All of Chile‘s 34 Roman Catholic bishops have offered Pope Francis their resignations in the wake of a child sex scandal and cover-up.

Photo: AFP

The bishops offered their resignation by letter after three days of crisis talks at the Vatican, during which the Pope handed them a 10-page document accusing Chile‘s Church hierarchy of negligence in sex abuse cases.

They asked forgiveness from victims and the Church for their “grave errors and omissions”.

It was not immediately clear whether the Pope had accepted the resignations.

He had been criticised in Chile for his decision to ordain a bishop who was accused of covering up sexual abuse committed by a priest.

He said in January that he felt “pain and shame” over the scandal, which rocked the church in Chile.

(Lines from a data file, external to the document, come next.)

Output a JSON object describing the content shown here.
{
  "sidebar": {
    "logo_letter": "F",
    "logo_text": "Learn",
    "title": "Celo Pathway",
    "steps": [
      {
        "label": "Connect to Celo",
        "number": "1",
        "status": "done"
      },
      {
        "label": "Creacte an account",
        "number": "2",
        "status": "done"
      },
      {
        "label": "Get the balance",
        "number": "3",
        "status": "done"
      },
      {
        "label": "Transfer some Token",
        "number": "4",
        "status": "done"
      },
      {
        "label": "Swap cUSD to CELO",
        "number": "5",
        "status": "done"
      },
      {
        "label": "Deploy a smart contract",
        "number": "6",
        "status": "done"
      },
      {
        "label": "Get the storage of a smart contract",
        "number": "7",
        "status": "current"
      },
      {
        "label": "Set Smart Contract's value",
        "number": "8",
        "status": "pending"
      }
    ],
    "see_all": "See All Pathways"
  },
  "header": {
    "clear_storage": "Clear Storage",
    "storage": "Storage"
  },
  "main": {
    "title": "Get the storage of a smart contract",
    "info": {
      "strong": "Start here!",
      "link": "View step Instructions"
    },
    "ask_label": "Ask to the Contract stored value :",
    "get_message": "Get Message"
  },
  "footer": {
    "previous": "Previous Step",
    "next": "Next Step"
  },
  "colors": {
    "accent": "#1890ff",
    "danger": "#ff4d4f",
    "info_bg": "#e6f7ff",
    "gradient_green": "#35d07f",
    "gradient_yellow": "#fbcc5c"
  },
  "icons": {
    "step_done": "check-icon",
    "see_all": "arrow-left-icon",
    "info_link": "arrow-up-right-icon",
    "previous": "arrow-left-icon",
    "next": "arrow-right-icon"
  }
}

The upset centres around Bishop Juan Barros, accused of using his position in the Catholic Church to try to block an investigation into his mentor, Catholic priest Fernando Karadima, who was found guilty by the Vatican of sexually abusing young boys in the 1970s and 80s.

He was sentenced to a lifetime of “penance and prayer” but never faced criminal prosecution in Chile as too much time had passed. The judge who heard victims‘ testimony in a year-long investigation described them as “truthful and reliable”.

Pope Francis appointed Bishop Barros three years ago despite the cover-up allegations. He is not accused of carrying out abuse himself.

The bishop earlier and repeatedly offered his resignation to the Pope, which was rejected several times as he was believed to be innocent.

The Pope was widely criticised in January when he defended Bishop Barros during a visit to Chile.

He told a Chilean journalist: “The day they bring me proof against Bishop Barros, then I will speak. There is not a single piece of proof against him. Everything is slander. Is this clear?”

Days later, the Pope apologised for hurting the victims of clerical sex abuse through his comments, saying the knowledge “pains me very much”. At the end of January, he sent the Vatican‘s top expert on sexual abuse to Chile to investigate accusations, citing new information.